What the task asks: The required result is every line of the records that includes "name".

>>>

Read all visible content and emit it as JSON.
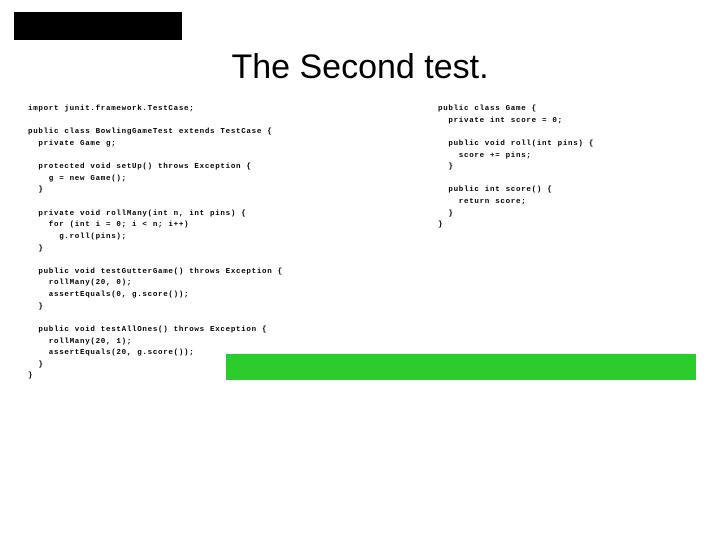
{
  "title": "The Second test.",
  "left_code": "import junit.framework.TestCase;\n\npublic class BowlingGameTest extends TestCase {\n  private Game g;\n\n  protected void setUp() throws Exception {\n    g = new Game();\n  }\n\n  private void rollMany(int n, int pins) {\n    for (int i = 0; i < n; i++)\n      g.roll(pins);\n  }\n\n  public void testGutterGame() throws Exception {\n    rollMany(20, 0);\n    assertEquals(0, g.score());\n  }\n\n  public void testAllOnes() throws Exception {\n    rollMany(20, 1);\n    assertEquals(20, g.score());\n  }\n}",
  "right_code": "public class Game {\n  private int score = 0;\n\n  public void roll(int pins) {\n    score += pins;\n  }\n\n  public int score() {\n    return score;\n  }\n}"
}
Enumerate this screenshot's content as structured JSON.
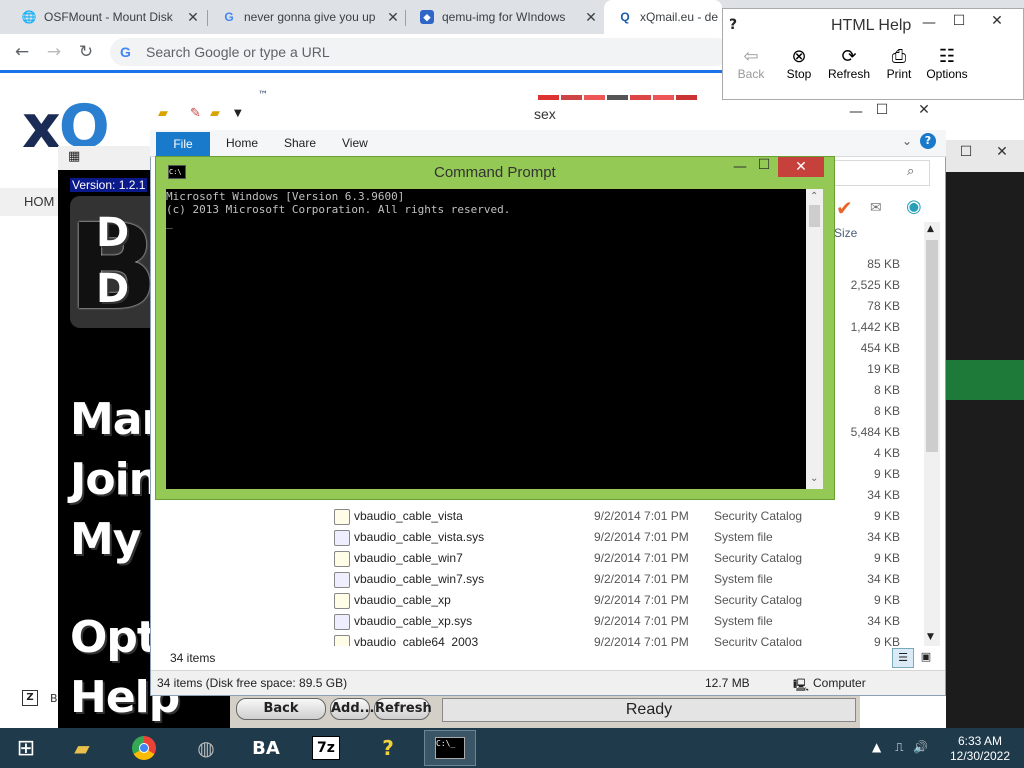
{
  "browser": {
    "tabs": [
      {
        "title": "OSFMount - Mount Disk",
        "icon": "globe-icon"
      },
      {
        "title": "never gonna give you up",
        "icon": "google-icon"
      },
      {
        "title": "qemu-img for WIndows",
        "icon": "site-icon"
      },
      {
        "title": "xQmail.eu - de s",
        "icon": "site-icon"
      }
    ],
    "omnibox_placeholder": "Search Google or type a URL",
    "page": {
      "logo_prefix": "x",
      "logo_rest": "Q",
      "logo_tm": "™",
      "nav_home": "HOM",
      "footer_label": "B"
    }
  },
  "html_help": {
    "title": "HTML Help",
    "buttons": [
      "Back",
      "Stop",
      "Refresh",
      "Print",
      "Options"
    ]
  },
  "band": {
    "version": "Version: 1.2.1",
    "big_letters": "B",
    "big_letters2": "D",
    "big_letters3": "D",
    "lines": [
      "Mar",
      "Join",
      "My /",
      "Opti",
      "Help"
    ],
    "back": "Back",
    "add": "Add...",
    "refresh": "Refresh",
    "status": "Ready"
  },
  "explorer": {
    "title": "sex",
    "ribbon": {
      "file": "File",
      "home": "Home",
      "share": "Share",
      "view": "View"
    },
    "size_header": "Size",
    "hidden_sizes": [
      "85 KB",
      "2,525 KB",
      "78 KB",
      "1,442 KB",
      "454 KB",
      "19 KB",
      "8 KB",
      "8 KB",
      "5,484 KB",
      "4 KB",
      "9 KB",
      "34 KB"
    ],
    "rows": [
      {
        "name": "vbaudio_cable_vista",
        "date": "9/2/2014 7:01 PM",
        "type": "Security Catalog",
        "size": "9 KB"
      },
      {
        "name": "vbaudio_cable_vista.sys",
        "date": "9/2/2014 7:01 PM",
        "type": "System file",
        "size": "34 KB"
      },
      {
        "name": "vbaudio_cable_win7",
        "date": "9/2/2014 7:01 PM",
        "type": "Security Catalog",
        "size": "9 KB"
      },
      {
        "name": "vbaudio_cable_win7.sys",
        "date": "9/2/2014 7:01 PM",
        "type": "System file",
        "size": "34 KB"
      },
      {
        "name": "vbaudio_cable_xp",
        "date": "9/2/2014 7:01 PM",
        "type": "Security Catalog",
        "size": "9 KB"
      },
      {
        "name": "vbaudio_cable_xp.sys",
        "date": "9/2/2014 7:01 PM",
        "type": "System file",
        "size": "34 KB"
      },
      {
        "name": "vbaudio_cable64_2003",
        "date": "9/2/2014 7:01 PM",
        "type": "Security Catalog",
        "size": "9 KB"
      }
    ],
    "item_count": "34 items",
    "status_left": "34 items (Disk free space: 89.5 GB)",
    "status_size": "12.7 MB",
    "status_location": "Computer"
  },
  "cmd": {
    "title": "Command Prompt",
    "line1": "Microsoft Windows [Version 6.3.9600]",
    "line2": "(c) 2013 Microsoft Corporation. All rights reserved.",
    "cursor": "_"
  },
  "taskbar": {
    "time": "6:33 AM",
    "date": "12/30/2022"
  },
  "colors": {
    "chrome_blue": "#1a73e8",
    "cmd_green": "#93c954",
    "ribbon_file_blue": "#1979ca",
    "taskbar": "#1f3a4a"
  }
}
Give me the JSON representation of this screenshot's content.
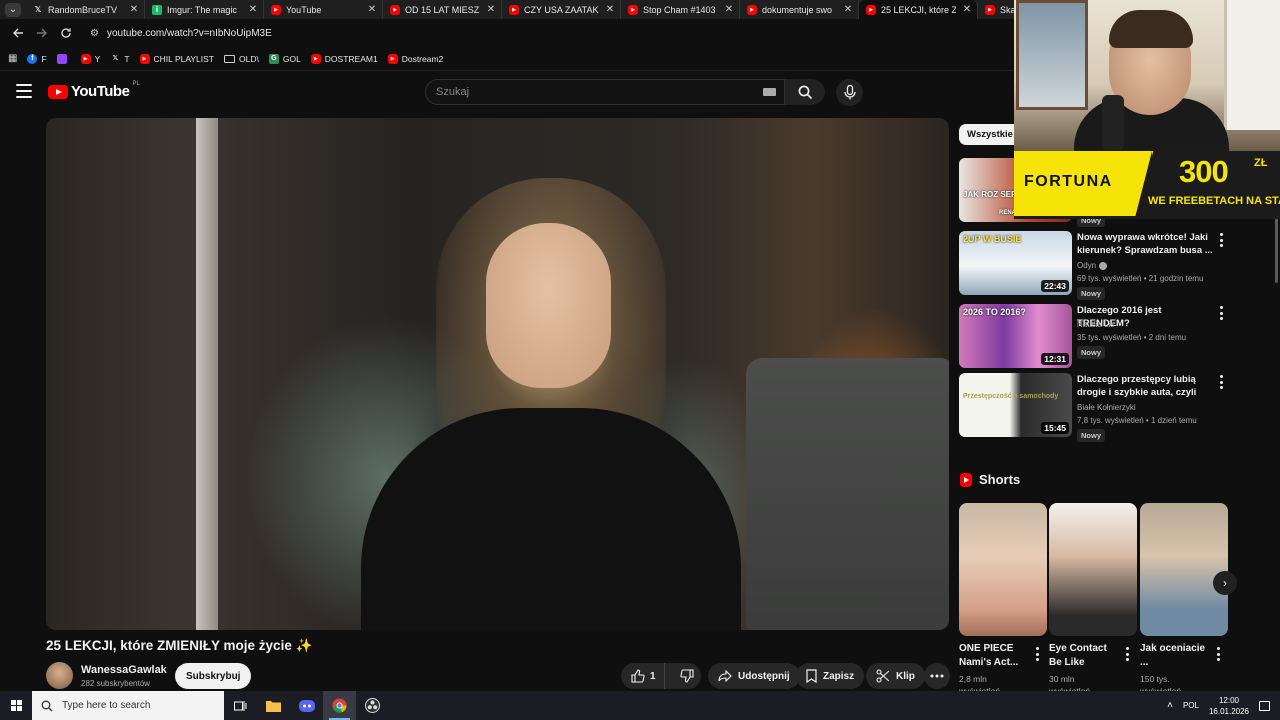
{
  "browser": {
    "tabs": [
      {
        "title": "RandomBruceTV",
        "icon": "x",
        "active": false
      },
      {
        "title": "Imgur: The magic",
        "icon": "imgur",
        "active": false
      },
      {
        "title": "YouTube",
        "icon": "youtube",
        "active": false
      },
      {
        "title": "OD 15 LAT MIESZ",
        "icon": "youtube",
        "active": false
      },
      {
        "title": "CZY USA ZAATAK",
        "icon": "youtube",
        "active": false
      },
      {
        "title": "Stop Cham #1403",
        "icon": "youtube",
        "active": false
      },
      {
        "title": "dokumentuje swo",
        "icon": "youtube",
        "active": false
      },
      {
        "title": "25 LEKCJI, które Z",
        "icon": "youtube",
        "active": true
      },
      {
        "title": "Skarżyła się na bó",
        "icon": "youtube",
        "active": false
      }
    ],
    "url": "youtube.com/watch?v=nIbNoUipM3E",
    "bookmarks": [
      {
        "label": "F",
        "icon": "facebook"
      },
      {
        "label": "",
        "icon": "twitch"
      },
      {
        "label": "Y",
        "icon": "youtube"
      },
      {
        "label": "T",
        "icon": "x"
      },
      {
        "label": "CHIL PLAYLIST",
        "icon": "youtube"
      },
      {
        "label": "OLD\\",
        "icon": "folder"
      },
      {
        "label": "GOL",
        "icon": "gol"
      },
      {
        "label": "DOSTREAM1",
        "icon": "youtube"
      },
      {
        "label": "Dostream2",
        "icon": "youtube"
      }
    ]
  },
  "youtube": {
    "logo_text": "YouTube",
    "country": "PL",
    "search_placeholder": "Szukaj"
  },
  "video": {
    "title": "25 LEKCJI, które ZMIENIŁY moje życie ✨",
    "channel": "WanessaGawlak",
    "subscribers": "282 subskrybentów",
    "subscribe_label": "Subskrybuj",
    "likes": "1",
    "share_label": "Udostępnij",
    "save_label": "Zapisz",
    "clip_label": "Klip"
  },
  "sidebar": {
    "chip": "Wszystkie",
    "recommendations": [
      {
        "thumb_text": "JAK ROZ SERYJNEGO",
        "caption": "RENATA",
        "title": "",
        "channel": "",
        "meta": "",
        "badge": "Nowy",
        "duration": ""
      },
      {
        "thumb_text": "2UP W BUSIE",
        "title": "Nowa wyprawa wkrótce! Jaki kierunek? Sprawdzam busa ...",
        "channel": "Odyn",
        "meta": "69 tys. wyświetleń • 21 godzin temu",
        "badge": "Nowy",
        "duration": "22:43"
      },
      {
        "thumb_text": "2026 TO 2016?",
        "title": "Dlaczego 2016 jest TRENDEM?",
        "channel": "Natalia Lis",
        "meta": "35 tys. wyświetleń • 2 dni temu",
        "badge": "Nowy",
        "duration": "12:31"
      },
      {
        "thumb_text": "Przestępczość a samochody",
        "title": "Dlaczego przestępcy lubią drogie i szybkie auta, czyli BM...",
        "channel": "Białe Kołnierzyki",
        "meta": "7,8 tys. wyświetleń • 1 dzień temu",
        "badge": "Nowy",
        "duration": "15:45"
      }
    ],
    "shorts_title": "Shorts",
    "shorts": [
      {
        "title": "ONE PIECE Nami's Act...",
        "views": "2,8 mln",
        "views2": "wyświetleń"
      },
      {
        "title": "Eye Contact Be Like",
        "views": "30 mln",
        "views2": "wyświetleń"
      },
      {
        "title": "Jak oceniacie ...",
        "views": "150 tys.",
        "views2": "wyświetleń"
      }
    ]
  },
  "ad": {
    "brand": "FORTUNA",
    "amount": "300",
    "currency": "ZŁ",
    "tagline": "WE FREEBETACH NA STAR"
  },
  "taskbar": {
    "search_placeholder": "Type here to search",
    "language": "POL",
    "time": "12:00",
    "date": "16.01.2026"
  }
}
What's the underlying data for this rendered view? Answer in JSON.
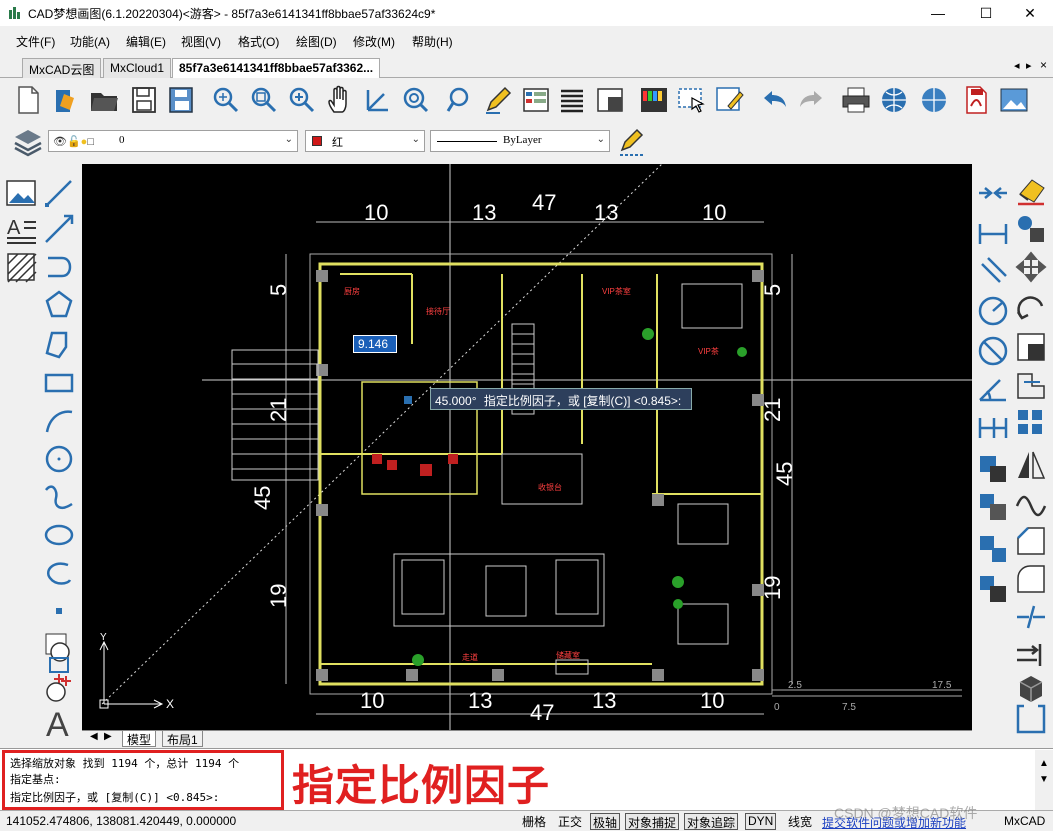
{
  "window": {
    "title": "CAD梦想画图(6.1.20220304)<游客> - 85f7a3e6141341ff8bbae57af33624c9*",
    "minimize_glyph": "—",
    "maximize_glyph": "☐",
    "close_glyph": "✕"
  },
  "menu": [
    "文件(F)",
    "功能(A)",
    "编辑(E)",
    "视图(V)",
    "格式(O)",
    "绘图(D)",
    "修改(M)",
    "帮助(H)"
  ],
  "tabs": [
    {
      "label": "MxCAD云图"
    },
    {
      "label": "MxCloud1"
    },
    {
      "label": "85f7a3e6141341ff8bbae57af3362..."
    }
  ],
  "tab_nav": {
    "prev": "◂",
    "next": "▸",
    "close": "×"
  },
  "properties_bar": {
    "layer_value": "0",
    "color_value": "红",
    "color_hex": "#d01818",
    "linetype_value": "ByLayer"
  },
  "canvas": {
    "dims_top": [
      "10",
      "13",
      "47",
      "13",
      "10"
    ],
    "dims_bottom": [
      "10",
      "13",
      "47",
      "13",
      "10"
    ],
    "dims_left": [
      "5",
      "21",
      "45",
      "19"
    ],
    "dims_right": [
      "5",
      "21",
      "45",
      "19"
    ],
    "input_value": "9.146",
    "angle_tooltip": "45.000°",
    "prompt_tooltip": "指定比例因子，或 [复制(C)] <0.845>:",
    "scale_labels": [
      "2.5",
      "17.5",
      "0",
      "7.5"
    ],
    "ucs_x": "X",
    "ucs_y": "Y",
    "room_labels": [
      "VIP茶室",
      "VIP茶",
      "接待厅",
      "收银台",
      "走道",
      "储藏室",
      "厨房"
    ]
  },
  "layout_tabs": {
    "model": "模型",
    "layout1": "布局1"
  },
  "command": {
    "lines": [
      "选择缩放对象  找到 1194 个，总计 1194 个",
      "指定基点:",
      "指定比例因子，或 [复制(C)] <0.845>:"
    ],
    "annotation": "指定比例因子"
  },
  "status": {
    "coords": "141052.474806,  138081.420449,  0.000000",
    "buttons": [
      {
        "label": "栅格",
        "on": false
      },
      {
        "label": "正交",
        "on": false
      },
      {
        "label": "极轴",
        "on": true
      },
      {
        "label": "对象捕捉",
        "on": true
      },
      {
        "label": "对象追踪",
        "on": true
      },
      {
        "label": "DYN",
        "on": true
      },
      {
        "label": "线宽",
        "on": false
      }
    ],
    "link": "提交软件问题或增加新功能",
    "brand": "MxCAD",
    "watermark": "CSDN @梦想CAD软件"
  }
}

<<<

Result below:
        "name": "vbaudio_cable_vista",
        "name": "vbaudio_cable_vista.sys",
        "name": "vbaudio_cable_win7",
        "name": "vbaudio_cable_win7.sys",
        "name": "vbaudio_cable_xp",
        "name": "vbaudio_cable_xp.sys",
        "name": "vbaudio_cable64_2003",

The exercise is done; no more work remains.